▶ [Task item] Review the listing and copy each line that holds the word "Пустой".

(Records)

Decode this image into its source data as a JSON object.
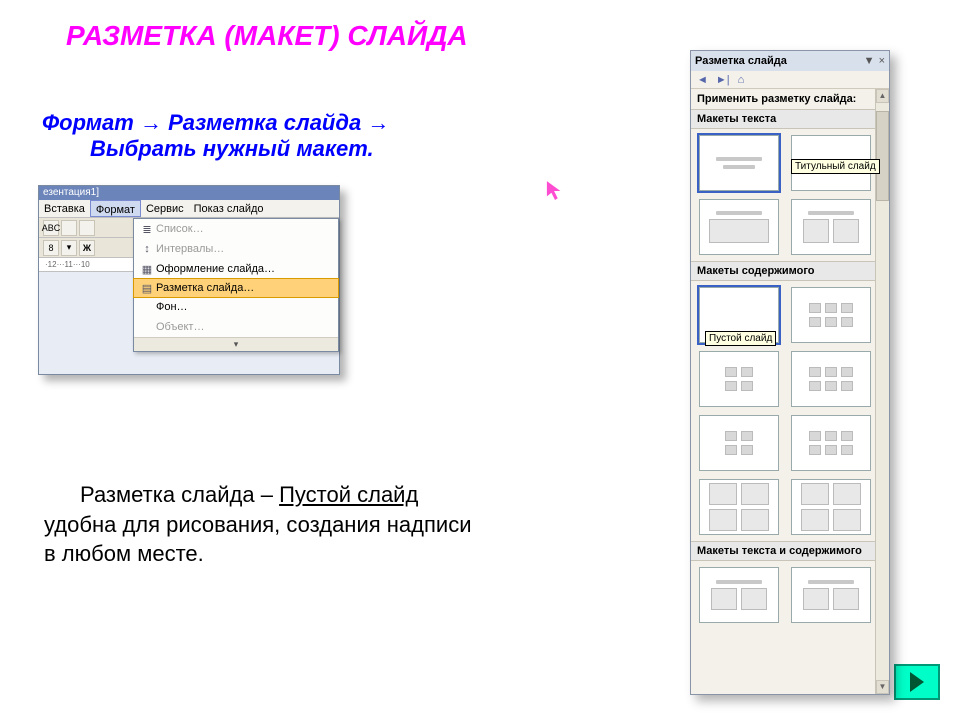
{
  "title": "РАЗМЕТКА (МАКЕТ) СЛАЙДА",
  "path": {
    "line1_a": "Формат",
    "arrow": "→",
    "line1_b": "Разметка слайда",
    "line2": "Выбрать нужный макет."
  },
  "body": {
    "prefix": "Разметка слайда – ",
    "underlined": "Пустой слайд",
    "rest": " удобна для рисования, создания надписи в любом месте."
  },
  "menu_shot": {
    "titlebar": "езентация1]",
    "menubar": [
      "Вставка",
      "Формат",
      "Сервис",
      "Показ слайдо"
    ],
    "active_index": 1,
    "toolbar_glyphs": [
      "ABC",
      "",
      ""
    ],
    "toolbar2_glyphs": [
      "8",
      "▾",
      "Ж"
    ],
    "ruler_text": "·12···11···10",
    "items": [
      {
        "icon": "≣",
        "label": "Список…",
        "disabled": true
      },
      {
        "icon": "↕",
        "label": "Интервалы…",
        "disabled": true
      },
      {
        "icon": "▦",
        "label": "Оформление слайда…",
        "disabled": false
      },
      {
        "icon": "▤",
        "label": "Разметка слайда…",
        "disabled": false,
        "highlight": true
      },
      {
        "icon": "",
        "label": "Фон…",
        "disabled": false
      },
      {
        "icon": "",
        "label": "Объект…",
        "disabled": true
      }
    ],
    "expand_glyph": "▾"
  },
  "task_pane": {
    "title": "Разметка слайда",
    "title_dropdown_glyph": "▼",
    "title_close_glyph": "×",
    "nav": {
      "back": "◄",
      "fwd": "►|",
      "home": "⌂"
    },
    "apply_label": "Применить разметку слайда:",
    "sections": {
      "text": "Макеты текста",
      "content": "Макеты содержимого",
      "text_content": "Макеты текста и содержимого"
    },
    "tooltip_title_slide": "Титульный слайд",
    "tooltip_empty_slide": "Пустой слайд",
    "scroll": {
      "up": "▲",
      "down": "▼"
    }
  },
  "next_button_aria": "next-slide"
}
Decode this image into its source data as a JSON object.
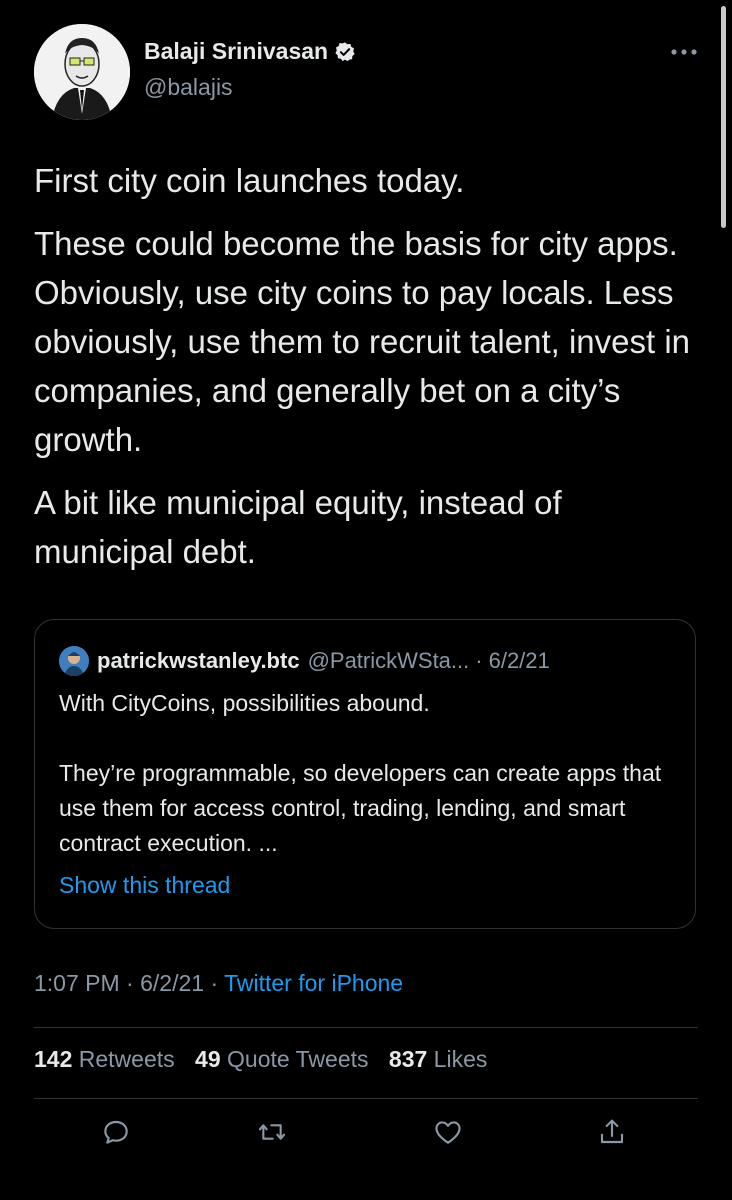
{
  "author": {
    "name": "Balaji Srinivasan",
    "handle": "@balajis",
    "verified": true
  },
  "tweet": {
    "paragraphs": [
      "First city coin launches today.",
      "These could become the basis for city apps. Obviously, use city coins to pay locals. Less obviously, use them to recruit talent, invest in companies, and generally bet on a city’s growth.",
      "A bit like municipal equity, instead of municipal debt."
    ]
  },
  "quote": {
    "name": "patrickwstanley.btc",
    "handle": "@PatrickWSta...",
    "separator": "·",
    "date": "6/2/21",
    "paragraphs": [
      "With CityCoins, possibilities abound.",
      "They’re programmable, so developers can create apps that use them for access control, trading, lending, and smart contract execution. ..."
    ],
    "link": "Show this thread"
  },
  "meta": {
    "time": "1:07 PM",
    "separator": "·",
    "date": "6/2/21",
    "source": "Twitter for iPhone"
  },
  "stats": {
    "retweets_count": "142",
    "retweets_label": "Retweets",
    "quotes_count": "49",
    "quotes_label": "Quote Tweets",
    "likes_count": "837",
    "likes_label": "Likes"
  },
  "colors": {
    "background": "#000000",
    "text": "#e7e9ea",
    "secondary": "#8b98a5",
    "accent": "#1d9bf0",
    "verified": "#e7e9ea"
  },
  "icons": {
    "more": "more-icon",
    "reply": "reply-icon",
    "retweet": "retweet-icon",
    "like": "like-icon",
    "share": "share-icon"
  }
}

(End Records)

▶ [Solution]
    "underlined": "Пустой слайд",
    "tooltip_empty_slide": "Пустой слайд",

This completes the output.